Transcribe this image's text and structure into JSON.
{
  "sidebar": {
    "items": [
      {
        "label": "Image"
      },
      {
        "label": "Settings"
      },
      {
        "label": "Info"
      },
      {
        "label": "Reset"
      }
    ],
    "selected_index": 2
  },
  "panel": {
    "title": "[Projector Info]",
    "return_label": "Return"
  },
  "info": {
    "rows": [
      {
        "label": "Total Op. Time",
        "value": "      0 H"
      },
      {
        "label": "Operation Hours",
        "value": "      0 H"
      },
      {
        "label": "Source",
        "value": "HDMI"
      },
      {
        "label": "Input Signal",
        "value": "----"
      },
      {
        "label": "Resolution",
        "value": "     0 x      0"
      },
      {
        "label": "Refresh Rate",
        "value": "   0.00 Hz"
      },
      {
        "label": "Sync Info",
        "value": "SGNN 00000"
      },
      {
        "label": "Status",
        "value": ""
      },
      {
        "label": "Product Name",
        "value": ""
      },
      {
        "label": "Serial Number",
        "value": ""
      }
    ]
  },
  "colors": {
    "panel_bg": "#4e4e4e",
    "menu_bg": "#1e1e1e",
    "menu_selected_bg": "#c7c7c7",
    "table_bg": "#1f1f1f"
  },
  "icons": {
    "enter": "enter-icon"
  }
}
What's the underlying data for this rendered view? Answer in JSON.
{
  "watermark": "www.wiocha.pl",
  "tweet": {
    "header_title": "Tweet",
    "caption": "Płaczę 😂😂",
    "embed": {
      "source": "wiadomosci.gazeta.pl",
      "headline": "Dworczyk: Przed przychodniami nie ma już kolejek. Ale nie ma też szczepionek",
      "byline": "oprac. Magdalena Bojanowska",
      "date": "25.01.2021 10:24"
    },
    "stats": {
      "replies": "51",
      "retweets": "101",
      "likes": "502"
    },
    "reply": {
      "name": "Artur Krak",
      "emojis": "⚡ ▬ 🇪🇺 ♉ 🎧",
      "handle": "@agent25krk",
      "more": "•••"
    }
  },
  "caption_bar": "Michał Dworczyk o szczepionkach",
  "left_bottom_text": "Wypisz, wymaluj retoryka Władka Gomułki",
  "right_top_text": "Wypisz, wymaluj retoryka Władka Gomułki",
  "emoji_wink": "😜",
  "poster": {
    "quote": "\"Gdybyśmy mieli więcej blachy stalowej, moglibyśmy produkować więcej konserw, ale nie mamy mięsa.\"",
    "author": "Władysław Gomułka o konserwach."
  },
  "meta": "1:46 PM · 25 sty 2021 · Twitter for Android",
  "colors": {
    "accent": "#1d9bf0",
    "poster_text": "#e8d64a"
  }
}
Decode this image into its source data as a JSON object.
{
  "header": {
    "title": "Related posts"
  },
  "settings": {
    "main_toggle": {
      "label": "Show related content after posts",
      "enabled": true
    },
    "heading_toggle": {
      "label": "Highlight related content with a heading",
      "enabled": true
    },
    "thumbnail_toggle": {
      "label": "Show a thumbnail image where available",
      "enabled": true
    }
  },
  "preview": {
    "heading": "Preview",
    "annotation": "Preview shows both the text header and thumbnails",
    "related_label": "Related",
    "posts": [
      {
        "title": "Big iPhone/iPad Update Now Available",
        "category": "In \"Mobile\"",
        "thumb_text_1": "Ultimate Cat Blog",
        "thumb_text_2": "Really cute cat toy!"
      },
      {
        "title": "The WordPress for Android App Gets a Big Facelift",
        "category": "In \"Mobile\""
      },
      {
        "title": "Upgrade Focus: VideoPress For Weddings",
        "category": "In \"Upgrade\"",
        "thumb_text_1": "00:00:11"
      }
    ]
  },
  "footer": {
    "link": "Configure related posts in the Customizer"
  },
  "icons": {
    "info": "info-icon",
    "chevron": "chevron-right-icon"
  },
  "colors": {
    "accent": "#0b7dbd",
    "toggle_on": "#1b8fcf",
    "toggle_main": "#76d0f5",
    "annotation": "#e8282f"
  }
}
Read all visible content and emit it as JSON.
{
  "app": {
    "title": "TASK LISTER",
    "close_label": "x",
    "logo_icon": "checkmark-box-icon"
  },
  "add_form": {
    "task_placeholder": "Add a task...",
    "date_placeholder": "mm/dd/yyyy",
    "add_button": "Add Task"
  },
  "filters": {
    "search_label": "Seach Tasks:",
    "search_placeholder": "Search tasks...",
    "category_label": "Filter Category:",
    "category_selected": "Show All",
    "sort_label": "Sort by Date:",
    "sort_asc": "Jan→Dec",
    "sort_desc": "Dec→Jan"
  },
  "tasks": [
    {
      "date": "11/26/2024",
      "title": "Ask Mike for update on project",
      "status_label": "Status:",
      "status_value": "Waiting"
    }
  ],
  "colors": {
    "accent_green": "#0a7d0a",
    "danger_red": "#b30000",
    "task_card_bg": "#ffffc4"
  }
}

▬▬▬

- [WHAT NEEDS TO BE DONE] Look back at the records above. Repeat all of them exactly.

- [ANSWER SPACE]
Transcribe this image's text and structure into JSON.
{
  "sidebar": {
    "items": [
      {
        "label": "Image"
      },
      {
        "label": "Settings"
      },
      {
        "label": "Info"
      },
      {
        "label": "Reset"
      }
    ],
    "selected_index": 2
  },
  "panel": {
    "title": "[Projector Info]",
    "return_label": "Return"
  },
  "info": {
    "rows": [
      {
        "label": "Total Op. Time",
        "value": "      0 H"
      },
      {
        "label": "Operation Hours",
        "value": "      0 H"
      },
      {
        "label": "Source",
        "value": "HDMI"
      },
      {
        "label": "Input Signal",
        "value": "----"
      },
      {
        "label": "Resolution",
        "value": "     0 x      0"
      },
      {
        "label": "Refresh Rate",
        "value": "   0.00 Hz"
      },
      {
        "label": "Sync Info",
        "value": "SGNN 00000"
      },
      {
        "label": "Status",
        "value": ""
      },
      {
        "label": "Product Name",
        "value": ""
      },
      {
        "label": "Serial Number",
        "value": ""
      }
    ]
  },
  "colors": {
    "panel_bg": "#4e4e4e",
    "menu_bg": "#1e1e1e",
    "menu_selected_bg": "#c7c7c7",
    "table_bg": "#1f1f1f"
  },
  "icons": {
    "enter": "enter-icon"
  }
}
What's the underlying data for this rendered view? Answer in JSON.
{
  "watermark": "www.wiocha.pl",
  "tweet": {
    "header_title": "Tweet",
    "caption": "Płaczę 😂😂",
    "embed": {
      "source": "wiadomosci.gazeta.pl",
      "headline": "Dworczyk: Przed przychodniami nie ma już kolejek. Ale nie ma też szczepionek",
      "byline": "oprac. Magdalena Bojanowska",
      "date": "25.01.2021 10:24"
    },
    "stats": {
      "replies": "51",
      "retweets": "101",
      "likes": "502"
    },
    "reply": {
      "name": "Artur Krak",
      "emojis": "⚡ ▬ 🇪🇺 ♉ 🎧",
      "handle": "@agent25krk",
      "more": "•••"
    }
  },
  "caption_bar": "Michał Dworczyk o szczepionkach",
  "left_bottom_text": "Wypisz, wymaluj retoryka Władka Gomułki",
  "right_top_text": "Wypisz, wymaluj retoryka Władka Gomułki",
  "emoji_wink": "😜",
  "poster": {
    "quote": "\"Gdybyśmy mieli więcej blachy stalowej, moglibyśmy produkować więcej konserw, ale nie mamy mięsa.\"",
    "author": "Władysław Gomułka o konserwach."
  },
  "meta": "1:46 PM · 25 sty 2021 · Twitter for Android",
  "colors": {
    "accent": "#1d9bf0",
    "poster_text": "#e8d64a"
  }
}
Decode this image into its source data as a JSON object.
{
  "header": {
    "title": "Related posts"
  },
  "settings": {
    "main_toggle": {
      "label": "Show related content after posts",
      "enabled": true
    },
    "heading_toggle": {
      "label": "Highlight related content with a heading",
      "enabled": true
    },
    "thumbnail_toggle": {
      "label": "Show a thumbnail image where available",
      "enabled": true
    }
  },
  "preview": {
    "heading": "Preview",
    "annotation": "Preview shows both the text header and thumbnails",
    "related_label": "Related",
    "posts": [
      {
        "title": "Big iPhone/iPad Update Now Available",
        "category": "In \"Mobile\"",
        "thumb_text_1": "Ultimate Cat Blog",
        "thumb_text_2": "Really cute cat toy!"
      },
      {
        "title": "The WordPress for Android App Gets a Big Facelift",
        "category": "In \"Mobile\""
      },
      {
        "title": "Upgrade Focus: VideoPress For Weddings",
        "category": "In \"Upgrade\"",
        "thumb_text_1": "00:00:11"
      }
    ]
  },
  "footer": {
    "link": "Configure related posts in the Customizer"
  },
  "icons": {
    "info": "info-icon",
    "chevron": "chevron-right-icon"
  },
  "colors": {
    "accent": "#0b7dbd",
    "toggle_on": "#1b8fcf",
    "toggle_main": "#76d0f5",
    "annotation": "#e8282f"
  }
}
Read all visible content and emit it as JSON.
{
  "app": {
    "title": "TASK LISTER",
    "close_label": "x",
    "logo_icon": "checkmark-box-icon"
  },
  "add_form": {
    "task_placeholder": "Add a task...",
    "date_placeholder": "mm/dd/yyyy",
    "add_button": "Add Task"
  },
  "filters": {
    "search_label": "Seach Tasks:",
    "search_placeholder": "Search tasks...",
    "category_label": "Filter Category:",
    "category_selected": "Show All",
    "sort_label": "Sort by Date:",
    "sort_asc": "Jan→Dec",
    "sort_desc": "Dec→Jan"
  },
  "tasks": [
    {
      "date": "11/26/2024",
      "title": "Ask Mike for update on project",
      "status_label": "Status:",
      "status_value": "Waiting"
    }
  ],
  "colors": {
    "accent_green": "#0a7d0a",
    "danger_red": "#b30000",
    "task_card_bg": "#ffffc4"
  }
}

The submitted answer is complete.